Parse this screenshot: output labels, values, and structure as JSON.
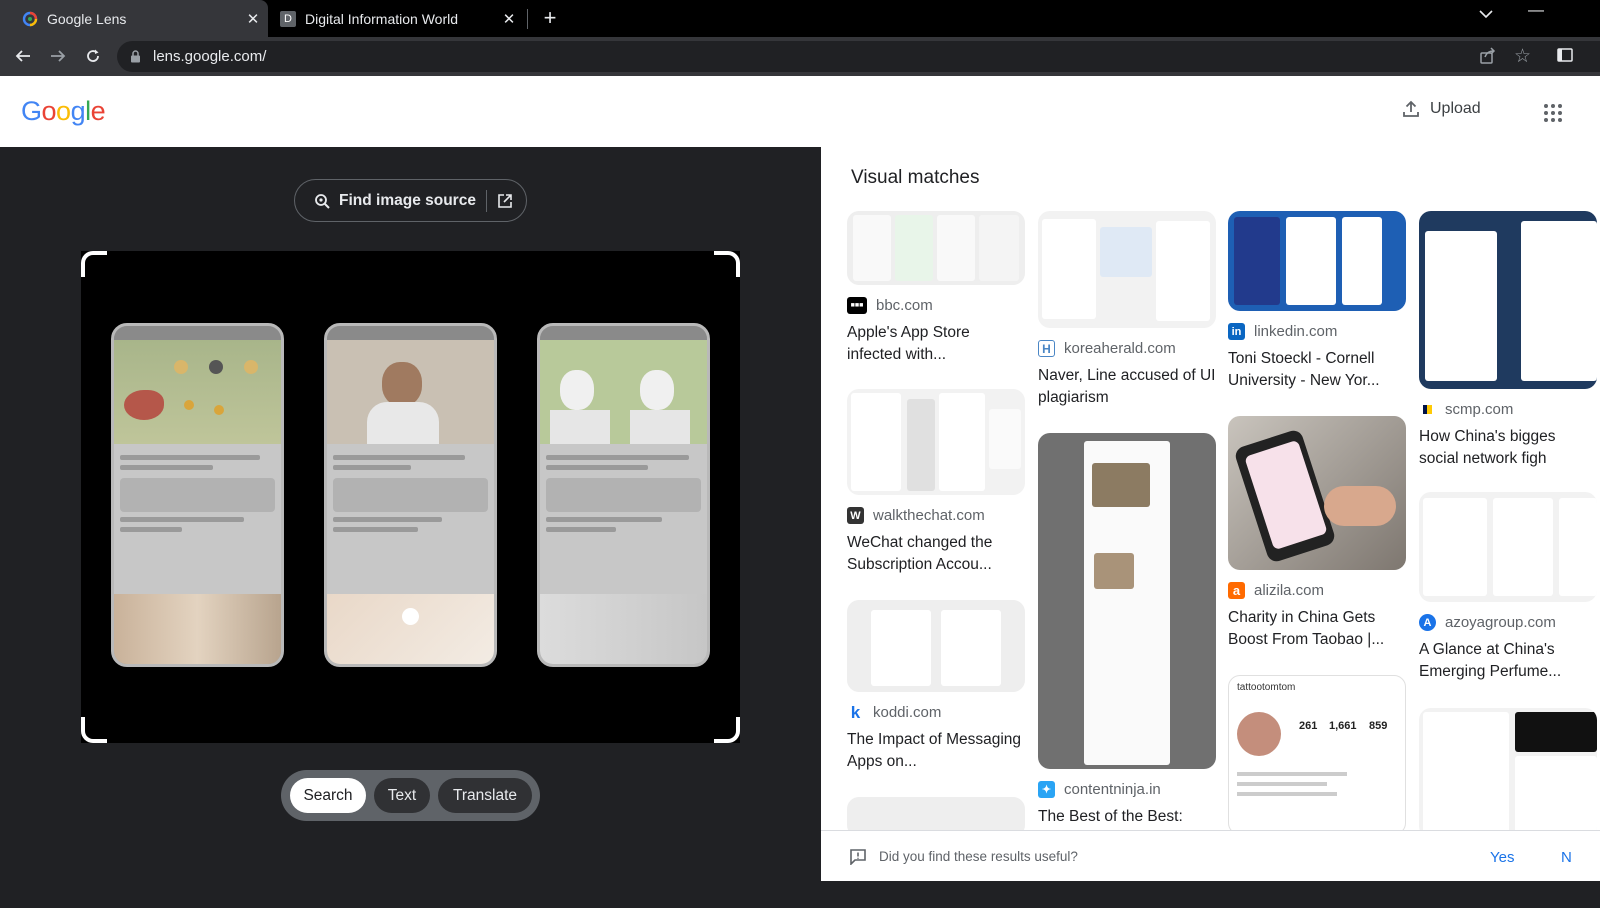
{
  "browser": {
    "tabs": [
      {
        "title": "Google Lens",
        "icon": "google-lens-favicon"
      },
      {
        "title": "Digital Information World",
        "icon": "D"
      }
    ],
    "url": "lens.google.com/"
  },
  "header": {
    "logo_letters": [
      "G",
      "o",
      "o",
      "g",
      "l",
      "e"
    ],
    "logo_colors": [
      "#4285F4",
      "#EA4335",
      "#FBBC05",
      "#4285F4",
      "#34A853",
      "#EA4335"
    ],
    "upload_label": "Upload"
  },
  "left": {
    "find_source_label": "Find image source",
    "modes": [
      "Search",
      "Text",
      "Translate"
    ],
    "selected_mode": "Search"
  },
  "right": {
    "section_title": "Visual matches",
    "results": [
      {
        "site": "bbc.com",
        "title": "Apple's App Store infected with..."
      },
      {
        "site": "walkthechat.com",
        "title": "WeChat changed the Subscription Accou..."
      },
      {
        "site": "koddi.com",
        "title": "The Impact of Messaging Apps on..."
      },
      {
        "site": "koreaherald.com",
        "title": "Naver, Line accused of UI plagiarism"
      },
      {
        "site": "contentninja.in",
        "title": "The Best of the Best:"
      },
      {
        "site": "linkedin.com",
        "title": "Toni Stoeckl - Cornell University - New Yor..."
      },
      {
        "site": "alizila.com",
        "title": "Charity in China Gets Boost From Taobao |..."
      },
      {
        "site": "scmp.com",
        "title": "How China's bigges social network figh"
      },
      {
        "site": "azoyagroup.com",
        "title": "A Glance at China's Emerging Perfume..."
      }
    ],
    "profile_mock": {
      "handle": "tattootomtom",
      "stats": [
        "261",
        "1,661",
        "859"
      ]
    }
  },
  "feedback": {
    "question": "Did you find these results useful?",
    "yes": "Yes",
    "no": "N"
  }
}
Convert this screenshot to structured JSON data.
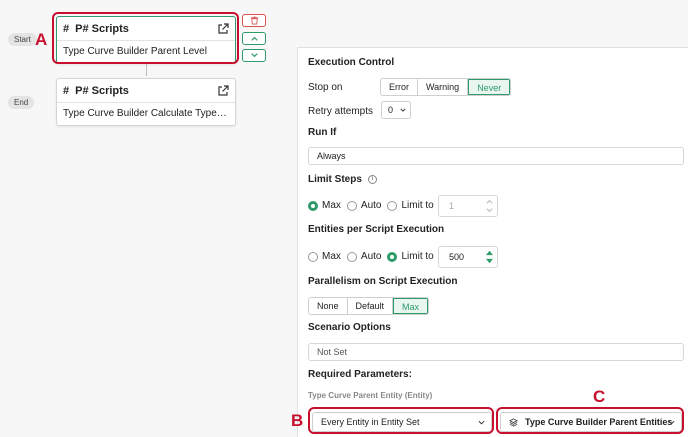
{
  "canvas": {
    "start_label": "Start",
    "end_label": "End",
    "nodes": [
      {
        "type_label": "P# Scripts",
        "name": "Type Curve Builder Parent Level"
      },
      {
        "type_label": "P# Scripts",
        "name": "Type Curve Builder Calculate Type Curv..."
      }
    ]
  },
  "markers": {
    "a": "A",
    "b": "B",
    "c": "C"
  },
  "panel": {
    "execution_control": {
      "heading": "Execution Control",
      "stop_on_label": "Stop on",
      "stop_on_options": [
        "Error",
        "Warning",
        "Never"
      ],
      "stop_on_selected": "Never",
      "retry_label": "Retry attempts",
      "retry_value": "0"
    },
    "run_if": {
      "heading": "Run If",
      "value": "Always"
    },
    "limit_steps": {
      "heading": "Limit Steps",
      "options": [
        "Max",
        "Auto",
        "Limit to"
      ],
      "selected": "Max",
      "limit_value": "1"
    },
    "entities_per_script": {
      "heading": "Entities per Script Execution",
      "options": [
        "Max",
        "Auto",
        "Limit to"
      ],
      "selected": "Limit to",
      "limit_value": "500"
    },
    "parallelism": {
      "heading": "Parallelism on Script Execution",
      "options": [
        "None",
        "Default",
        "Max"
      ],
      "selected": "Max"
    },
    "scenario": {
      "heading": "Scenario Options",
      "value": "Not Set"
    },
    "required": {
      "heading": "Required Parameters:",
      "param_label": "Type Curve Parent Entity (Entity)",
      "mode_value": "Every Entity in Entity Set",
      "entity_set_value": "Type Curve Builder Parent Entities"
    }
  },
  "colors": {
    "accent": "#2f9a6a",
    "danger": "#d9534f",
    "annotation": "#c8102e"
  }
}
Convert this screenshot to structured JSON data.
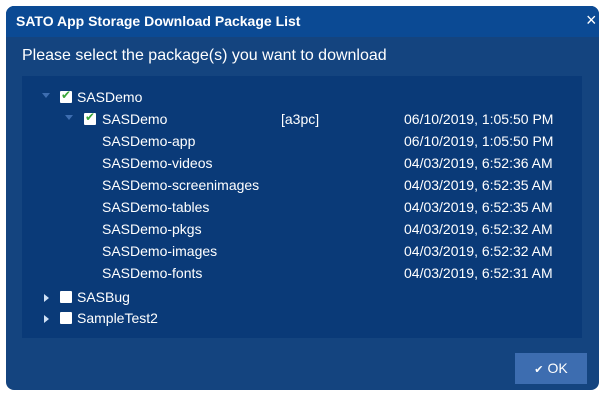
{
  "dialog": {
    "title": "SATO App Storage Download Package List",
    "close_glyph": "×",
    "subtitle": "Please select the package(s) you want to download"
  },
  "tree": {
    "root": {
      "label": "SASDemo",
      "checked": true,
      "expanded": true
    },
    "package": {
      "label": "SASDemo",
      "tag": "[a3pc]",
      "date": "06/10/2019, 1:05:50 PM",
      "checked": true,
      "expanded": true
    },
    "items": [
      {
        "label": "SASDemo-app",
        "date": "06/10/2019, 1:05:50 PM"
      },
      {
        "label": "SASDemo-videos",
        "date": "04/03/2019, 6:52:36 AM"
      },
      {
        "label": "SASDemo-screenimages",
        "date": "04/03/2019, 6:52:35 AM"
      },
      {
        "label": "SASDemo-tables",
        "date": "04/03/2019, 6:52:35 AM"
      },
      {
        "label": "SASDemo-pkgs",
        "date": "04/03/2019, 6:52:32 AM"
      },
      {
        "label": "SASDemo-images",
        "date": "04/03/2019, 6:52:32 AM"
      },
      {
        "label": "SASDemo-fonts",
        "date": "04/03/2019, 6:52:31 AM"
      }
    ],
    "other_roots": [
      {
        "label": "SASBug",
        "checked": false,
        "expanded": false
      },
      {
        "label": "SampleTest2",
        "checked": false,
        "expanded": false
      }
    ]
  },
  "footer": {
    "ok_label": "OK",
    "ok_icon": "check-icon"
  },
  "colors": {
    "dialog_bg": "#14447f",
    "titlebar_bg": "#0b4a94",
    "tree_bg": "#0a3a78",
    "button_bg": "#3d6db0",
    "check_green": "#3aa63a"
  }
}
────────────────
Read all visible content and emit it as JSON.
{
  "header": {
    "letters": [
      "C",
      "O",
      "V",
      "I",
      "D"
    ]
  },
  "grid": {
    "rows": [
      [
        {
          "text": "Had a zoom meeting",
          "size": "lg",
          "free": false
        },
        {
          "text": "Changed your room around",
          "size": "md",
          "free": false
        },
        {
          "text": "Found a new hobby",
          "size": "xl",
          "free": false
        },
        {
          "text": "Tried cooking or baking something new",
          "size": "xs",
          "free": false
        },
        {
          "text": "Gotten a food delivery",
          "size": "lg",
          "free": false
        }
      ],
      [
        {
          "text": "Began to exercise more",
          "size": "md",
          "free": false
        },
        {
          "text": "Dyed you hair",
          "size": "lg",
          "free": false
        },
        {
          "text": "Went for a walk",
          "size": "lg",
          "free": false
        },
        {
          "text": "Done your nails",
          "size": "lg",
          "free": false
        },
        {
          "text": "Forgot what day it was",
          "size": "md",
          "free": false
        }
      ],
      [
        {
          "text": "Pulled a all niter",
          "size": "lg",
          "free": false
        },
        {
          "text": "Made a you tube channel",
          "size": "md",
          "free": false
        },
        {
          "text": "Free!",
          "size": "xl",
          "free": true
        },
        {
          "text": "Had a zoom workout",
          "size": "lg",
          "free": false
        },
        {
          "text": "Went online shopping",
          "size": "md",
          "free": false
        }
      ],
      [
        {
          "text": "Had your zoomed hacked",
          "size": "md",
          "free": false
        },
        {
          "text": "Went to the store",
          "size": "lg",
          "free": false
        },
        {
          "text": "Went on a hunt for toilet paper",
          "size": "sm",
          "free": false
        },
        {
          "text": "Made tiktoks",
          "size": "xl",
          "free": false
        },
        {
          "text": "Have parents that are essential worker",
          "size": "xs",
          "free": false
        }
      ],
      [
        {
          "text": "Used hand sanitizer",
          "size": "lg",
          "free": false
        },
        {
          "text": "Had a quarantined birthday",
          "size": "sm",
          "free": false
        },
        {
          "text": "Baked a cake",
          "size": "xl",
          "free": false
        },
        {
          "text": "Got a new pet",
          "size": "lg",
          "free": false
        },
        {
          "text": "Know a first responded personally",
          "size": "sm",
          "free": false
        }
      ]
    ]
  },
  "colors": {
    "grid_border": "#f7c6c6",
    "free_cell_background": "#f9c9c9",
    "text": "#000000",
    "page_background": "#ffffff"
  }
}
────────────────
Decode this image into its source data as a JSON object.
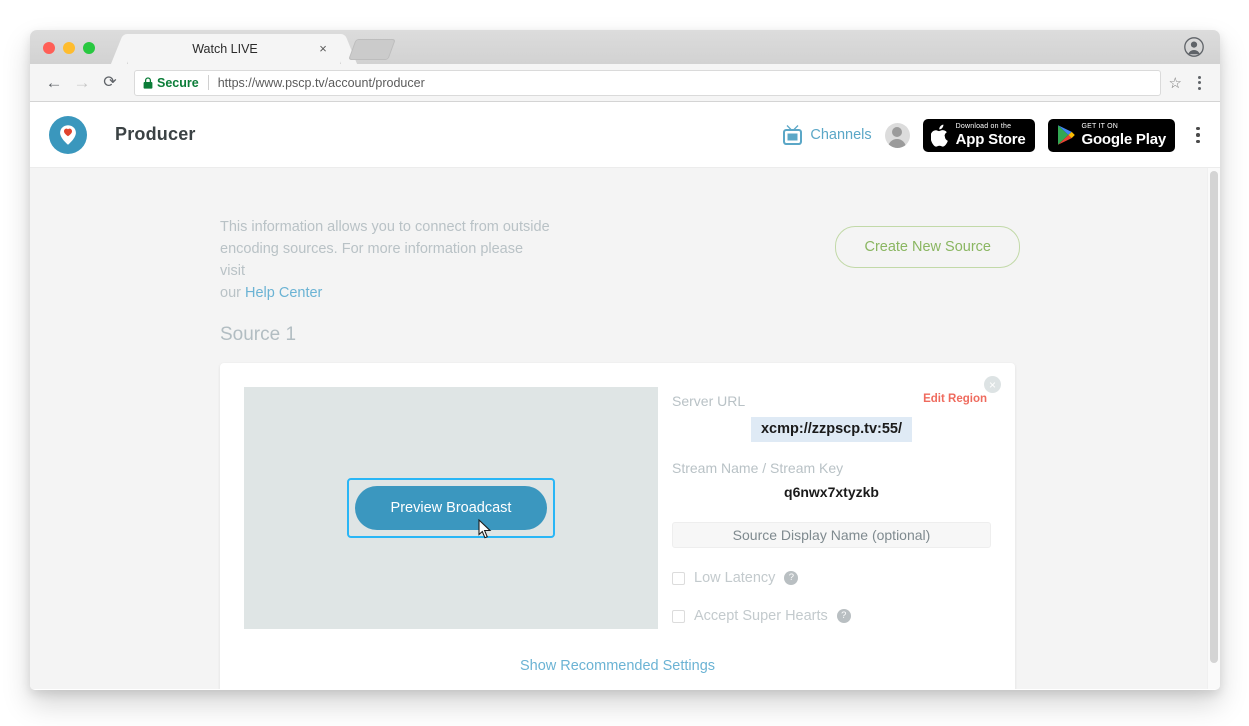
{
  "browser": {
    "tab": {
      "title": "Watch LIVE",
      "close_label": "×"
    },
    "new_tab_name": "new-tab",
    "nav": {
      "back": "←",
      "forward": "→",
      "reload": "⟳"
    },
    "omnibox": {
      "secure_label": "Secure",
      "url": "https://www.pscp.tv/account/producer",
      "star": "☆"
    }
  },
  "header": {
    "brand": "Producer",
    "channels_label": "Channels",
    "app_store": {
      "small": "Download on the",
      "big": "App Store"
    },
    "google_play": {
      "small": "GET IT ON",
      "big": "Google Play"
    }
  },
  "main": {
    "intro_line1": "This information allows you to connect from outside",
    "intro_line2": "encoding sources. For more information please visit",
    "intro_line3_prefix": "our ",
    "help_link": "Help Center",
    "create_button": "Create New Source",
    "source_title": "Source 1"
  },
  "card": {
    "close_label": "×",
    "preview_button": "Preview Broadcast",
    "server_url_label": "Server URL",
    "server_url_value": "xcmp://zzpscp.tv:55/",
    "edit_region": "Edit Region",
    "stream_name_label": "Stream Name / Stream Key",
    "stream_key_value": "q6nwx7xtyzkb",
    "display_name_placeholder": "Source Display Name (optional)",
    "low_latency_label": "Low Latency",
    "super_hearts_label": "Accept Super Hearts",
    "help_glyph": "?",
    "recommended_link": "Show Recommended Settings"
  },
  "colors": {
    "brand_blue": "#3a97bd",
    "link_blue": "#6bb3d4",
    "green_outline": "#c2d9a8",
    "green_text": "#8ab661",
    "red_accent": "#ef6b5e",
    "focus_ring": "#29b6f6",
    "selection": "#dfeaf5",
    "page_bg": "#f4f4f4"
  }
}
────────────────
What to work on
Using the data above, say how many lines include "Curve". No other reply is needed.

Expected answer
4